Excerpts from an interface dataset:
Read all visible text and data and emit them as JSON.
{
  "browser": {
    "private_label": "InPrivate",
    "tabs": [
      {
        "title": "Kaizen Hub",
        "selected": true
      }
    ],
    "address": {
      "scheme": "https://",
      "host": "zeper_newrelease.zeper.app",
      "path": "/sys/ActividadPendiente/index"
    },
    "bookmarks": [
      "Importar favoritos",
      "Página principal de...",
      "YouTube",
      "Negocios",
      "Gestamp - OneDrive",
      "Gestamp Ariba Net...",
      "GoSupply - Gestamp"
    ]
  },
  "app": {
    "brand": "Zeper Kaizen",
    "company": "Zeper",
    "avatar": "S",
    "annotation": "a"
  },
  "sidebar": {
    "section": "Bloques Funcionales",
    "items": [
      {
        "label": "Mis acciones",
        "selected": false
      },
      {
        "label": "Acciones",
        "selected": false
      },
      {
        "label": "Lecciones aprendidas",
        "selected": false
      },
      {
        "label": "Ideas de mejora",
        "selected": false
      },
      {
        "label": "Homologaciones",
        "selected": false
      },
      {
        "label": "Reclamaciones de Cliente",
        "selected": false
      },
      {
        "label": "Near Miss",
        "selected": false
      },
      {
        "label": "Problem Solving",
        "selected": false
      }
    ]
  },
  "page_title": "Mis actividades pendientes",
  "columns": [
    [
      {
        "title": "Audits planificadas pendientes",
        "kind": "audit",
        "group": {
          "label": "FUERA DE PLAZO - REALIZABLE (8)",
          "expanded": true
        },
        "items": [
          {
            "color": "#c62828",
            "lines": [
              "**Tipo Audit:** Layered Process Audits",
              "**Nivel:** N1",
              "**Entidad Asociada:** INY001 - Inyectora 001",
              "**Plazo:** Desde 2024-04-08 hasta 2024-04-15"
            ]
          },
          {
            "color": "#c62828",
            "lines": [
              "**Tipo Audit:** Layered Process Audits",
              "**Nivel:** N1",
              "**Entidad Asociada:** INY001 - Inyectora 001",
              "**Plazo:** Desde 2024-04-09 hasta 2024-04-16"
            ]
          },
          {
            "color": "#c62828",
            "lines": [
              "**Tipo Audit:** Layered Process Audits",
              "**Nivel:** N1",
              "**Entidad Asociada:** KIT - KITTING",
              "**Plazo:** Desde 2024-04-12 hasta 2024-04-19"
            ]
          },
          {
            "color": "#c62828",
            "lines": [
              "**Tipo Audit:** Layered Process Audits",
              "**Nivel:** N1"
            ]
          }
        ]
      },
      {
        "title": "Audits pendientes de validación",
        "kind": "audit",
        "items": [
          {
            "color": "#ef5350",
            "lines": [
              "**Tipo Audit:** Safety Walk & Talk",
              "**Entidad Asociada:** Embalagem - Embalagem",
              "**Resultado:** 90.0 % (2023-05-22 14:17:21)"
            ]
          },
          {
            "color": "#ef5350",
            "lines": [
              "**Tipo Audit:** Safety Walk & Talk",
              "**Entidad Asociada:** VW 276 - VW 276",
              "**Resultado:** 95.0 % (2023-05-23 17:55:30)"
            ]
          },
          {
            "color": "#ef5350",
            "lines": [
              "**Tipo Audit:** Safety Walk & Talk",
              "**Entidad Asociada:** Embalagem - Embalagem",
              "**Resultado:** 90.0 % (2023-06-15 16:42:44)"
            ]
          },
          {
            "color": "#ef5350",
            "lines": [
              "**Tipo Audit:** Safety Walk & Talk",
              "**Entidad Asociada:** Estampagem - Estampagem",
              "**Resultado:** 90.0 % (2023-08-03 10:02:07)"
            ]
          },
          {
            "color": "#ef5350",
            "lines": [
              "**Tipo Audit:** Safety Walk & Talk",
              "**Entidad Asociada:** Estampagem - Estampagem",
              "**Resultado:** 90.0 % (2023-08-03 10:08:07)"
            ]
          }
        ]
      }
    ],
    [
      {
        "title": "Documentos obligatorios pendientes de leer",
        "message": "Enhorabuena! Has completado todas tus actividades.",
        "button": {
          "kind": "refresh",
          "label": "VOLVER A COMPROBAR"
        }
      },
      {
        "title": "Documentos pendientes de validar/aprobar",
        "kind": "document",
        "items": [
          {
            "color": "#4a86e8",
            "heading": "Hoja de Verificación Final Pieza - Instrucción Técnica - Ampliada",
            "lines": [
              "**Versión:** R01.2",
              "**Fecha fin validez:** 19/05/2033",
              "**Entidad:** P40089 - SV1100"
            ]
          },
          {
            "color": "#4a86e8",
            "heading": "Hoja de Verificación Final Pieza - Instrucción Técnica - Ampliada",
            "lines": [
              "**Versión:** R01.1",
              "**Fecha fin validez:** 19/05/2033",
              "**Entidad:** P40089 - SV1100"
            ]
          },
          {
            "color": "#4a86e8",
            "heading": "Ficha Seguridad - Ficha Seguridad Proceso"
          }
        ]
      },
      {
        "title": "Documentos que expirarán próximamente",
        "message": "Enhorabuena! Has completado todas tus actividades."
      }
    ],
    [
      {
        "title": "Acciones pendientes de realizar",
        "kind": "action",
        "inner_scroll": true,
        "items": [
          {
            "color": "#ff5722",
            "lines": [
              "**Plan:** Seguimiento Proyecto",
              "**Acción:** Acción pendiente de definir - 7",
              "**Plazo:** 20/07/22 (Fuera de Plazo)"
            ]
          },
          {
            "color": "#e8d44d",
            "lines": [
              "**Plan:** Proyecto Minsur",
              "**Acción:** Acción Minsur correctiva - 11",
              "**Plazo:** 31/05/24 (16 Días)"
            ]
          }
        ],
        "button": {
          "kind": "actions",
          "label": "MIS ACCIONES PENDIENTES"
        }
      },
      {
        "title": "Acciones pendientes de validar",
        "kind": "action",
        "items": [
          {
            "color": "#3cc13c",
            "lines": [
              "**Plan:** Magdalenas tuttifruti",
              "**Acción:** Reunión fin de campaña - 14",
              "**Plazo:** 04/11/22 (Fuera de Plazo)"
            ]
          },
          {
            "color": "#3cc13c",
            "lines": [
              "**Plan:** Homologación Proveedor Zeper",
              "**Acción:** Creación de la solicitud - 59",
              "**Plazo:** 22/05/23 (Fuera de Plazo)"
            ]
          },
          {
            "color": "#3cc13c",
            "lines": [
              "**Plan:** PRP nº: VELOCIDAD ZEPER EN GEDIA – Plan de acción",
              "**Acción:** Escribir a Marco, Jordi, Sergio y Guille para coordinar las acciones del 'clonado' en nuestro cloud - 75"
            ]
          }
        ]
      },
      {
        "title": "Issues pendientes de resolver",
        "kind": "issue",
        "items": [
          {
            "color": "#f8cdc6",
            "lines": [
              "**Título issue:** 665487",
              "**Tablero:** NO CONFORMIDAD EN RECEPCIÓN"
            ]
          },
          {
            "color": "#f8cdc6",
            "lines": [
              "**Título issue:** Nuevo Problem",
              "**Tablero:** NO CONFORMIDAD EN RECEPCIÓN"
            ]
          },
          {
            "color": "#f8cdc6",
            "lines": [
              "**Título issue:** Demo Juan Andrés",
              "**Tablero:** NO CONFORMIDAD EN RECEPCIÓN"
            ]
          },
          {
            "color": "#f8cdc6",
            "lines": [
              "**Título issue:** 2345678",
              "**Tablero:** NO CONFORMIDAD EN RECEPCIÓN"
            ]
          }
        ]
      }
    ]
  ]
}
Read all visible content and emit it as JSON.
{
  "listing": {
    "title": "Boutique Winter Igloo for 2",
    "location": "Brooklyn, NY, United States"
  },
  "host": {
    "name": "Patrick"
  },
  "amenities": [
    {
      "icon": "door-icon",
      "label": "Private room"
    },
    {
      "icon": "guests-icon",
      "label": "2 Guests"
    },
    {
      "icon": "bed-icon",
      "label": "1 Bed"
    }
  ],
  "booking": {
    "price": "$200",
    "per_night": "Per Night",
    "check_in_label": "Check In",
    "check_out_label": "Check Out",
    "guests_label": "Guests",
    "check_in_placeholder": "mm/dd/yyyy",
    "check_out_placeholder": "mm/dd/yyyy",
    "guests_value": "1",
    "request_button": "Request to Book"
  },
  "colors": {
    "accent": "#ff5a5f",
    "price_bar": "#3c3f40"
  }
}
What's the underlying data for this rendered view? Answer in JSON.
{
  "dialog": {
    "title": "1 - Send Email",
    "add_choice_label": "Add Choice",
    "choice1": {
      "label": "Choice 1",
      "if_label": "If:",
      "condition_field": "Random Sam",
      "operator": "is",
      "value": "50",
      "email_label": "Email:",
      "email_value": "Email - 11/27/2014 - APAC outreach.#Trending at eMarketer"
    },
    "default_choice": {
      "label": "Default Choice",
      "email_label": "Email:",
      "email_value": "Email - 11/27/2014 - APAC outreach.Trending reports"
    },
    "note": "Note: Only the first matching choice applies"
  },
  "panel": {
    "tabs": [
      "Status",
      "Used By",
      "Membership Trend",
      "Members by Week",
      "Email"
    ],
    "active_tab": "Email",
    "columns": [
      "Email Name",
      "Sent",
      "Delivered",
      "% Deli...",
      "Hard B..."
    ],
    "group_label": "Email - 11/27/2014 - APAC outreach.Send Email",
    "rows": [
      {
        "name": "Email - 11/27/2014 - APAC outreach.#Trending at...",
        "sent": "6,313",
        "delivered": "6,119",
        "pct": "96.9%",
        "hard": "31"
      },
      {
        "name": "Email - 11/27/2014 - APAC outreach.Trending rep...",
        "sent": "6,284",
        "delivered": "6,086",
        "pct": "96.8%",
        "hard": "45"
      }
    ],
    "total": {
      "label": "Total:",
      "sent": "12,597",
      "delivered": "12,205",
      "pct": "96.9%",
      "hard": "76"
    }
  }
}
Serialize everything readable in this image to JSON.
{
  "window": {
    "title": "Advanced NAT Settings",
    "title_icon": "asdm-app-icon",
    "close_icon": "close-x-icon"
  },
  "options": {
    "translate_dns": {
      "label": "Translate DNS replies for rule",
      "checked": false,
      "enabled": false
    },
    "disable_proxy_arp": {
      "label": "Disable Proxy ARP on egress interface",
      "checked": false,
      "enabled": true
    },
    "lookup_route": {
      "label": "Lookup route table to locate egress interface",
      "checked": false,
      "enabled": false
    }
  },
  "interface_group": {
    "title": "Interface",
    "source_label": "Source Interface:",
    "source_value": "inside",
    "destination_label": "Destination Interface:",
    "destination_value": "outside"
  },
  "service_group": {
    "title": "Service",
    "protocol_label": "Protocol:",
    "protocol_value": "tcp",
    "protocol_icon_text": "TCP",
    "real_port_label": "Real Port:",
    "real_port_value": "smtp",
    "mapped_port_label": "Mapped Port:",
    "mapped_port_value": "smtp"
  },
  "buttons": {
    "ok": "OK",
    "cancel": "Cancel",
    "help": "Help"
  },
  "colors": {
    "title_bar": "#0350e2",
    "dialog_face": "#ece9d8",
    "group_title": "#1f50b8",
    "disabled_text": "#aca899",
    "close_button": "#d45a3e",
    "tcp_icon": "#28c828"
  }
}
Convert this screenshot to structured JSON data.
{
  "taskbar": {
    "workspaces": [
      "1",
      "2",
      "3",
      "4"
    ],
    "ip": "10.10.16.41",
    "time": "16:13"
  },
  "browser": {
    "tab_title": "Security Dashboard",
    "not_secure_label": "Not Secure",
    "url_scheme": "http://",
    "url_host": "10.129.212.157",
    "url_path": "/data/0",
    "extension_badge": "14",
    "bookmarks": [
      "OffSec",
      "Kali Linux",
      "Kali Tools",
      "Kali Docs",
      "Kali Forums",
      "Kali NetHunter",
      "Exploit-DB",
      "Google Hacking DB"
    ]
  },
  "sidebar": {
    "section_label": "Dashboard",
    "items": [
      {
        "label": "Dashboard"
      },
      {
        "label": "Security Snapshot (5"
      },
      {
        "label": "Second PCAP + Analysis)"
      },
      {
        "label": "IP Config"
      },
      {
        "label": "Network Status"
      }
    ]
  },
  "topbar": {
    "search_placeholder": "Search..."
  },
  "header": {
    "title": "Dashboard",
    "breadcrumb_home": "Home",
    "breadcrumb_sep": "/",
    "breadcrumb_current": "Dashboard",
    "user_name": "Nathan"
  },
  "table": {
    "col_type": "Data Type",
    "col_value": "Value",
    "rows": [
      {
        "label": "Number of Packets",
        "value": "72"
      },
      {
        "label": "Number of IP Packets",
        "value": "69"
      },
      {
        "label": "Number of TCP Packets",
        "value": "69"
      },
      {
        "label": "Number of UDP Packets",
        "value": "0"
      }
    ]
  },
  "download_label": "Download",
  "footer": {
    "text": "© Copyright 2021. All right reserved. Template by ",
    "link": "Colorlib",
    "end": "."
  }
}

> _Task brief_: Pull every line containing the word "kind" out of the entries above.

> _Reply to the exercise_:
        "kind": "audit",
        "kind": "audit",
          "kind": "refresh",
        "kind": "document",
        "kind": "action",
          "kind": "actions",
        "kind": "action",
        "kind": "issue",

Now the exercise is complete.